    I don't know why men are touted as being the stronger sex, I mean, really??? Women rule, imvho.
  7. keista

    keista New Member

    Methinks husband is suffering from an irreversible condition. It's called the Y chromosome. Sounds like very typical male behavior to me. He knows he can't fix it, so he'll try ignoring it away until he's forced to face it. Then he freaks out because it is real and he still can't fix it.


    I also know the feeling of you wanting to be the one, who for once, gets to freak out and fall apart. For most women, marriage does not end up the equal partnership we expected it to be. Whether it's housework, child rearing, or emotional support - sometimes all three are off balance. Maybe when he's done with his "freak out", he'll realize how hard it's been on you and give you some time to yourself to process all this.

  8. keista

    keista New Member

    AMEN to that!
  9. InsaneCdn

    InsaneCdn Well-Known Member

    Comparisons don't work anyway, but the best description I've seen yet is...

    Men are like an acute illness - they can handle massive loads in short bursts.
    Women are like a chronic illness - they handle less load, but it never stops.
  10. buddy

    buddy New Member
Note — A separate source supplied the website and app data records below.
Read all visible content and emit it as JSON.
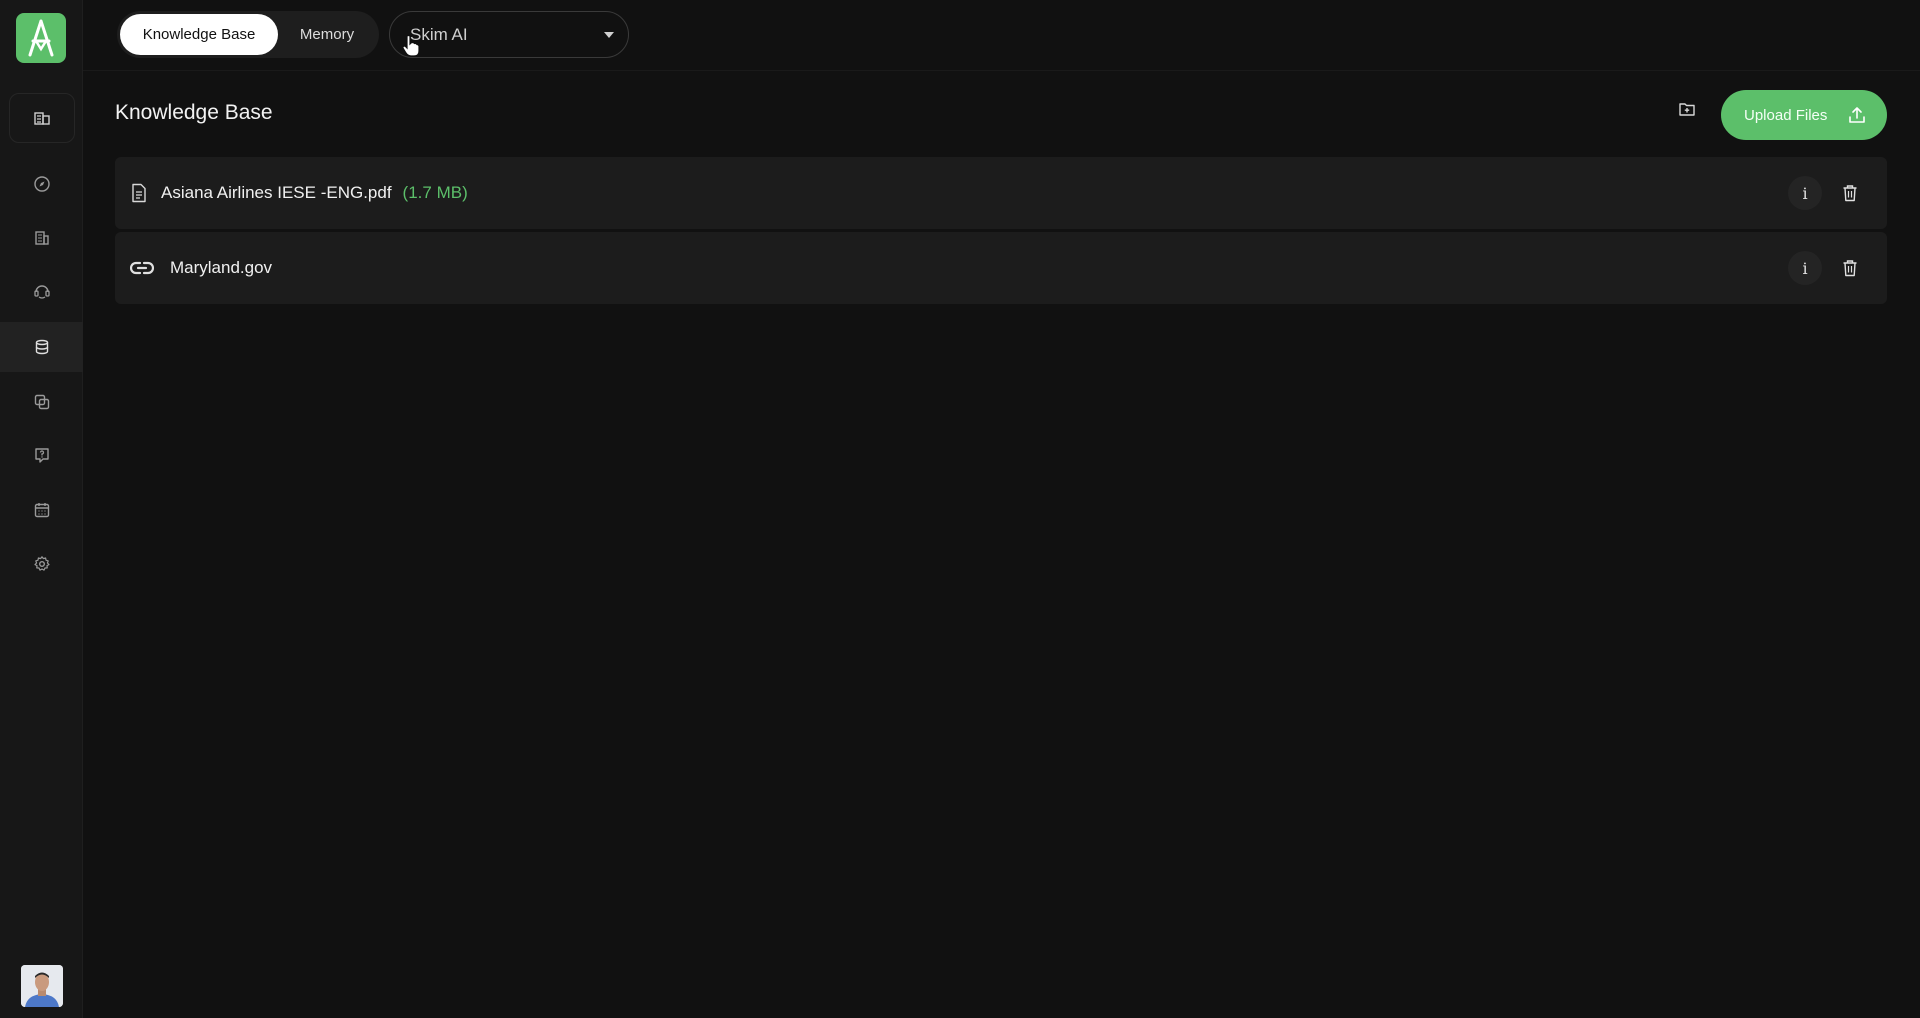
{
  "colors": {
    "accent": "#5cbf6a",
    "background": "#111111",
    "sidebar": "#171717",
    "row": "#1c1c1c"
  },
  "sidebar": {
    "logo_icon": "app-logo-a-icon",
    "items": [
      {
        "icon": "building-list-icon",
        "state": "highlighted"
      },
      {
        "icon": "compass-icon"
      },
      {
        "icon": "buildings-icon"
      },
      {
        "icon": "agent-support-icon"
      },
      {
        "icon": "database-icon",
        "state": "active"
      },
      {
        "icon": "copy-stack-icon"
      },
      {
        "icon": "help-chat-icon"
      },
      {
        "icon": "calendar-icon"
      },
      {
        "icon": "gear-icon"
      }
    ],
    "avatar_icon": "user-avatar"
  },
  "header": {
    "tabs": [
      {
        "label": "Knowledge Base",
        "active": true
      },
      {
        "label": "Memory",
        "active": false
      }
    ],
    "agent_select": {
      "value": "Skim AI"
    }
  },
  "main": {
    "title": "Knowledge Base",
    "upload_label": "Upload Files",
    "items": [
      {
        "icon": "file-document-icon",
        "name": "Asiana Airlines IESE -ENG.pdf",
        "size": "(1.7 MB)"
      },
      {
        "icon": "link-icon",
        "name": "Maryland.gov",
        "size": ""
      }
    ],
    "info_glyph": "i"
  }
}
    Your poor girl. Must be scary along with the discomfort. Hopefully once (if) husband settles down he will actually maybe go with you....I think two adults confronting a dr and saying this is really not right...might help????? Or maybe he would just muddle things up.

    I hope you find answers....sounds just awful.
  11. susiestar

    susiestar Roll With It

    Thanks. He will get past the freak out, but probably won't ever be much help in a dr appointment. I have to either send a list wtih him or go to his dr appts just like iwth a child if I want him to get anything addressed at the doctor. He could be bleeding out from a wound but would tell the doctor he is "fine" and everything is "okay". I got over the annoyance with that one yrs ago and he does things to make up for me having to take charge of his health as well as the kids. No partnership is 50/50, and we have a pretty good routine for most things (20 yrs either does that or you hate each other, lol).

    He problem won't actually face everything she is going through. MOstly because he can't fix it so he can't deal. He still hasn't read book one on aspergers, much less any other problem the kdis have. But he does the school stuff, the sports teams, and other activities like Odyssey of the Mind, etc.....

    He WILL now stop griping because she doesn't do everything he wants her to, and he never sees her do schoolwork. She sleeps most of the day and is up all night because the pain is a lot worse at night. I now am mostly on "the vampire shift" because when she is hurting she wants her Mommy - can't blame her for that. She doesn't go overboard with it, just is needier at night. So that is when seh does her schoolwork. I don't care as long as she is learning, Know what I mean??

    I have wondered about MS, couldn't get a doctor to even think about it before this.

    Cindy, the neuro does know about this. He doesn't want to do a whole lot until he gets the extended EEG, which is in 11 days. I am sure he will diagnosis whatever is needed, he is very responsive but won't deal with more than 1 or maybe 2 changes at a time. Means it takes longer to get results but you know what is working and what isn't. So we will give him some time. Meantime, she does stretching and range-of motion exercises several times a day. I am sure something else is needed, something more specific, but I am willing to wait until after we get the eeg done to take that step as the eeg is so close (and is at least 4 days in the hospital, probably 5 and will probably give them a good view of all the symptoms and what is/isn't seizure related, Know what I mean??

    Thanks all. It is hard when husband freaks out. He immediately goes to doom and gloom and life hoovers and it is all because we don't have any $$ etc.... I keep reminding him that she is getting better care on the state kids' medicaid than we got with private insurance, so it isn't all bad, and the sun still shines and the flowers still bloom etc.....

    I just don't know how he can refuse to see the problems for so long and then freak out so much when he does see one. Must be the testosterone. Momma always said it killed brain cells.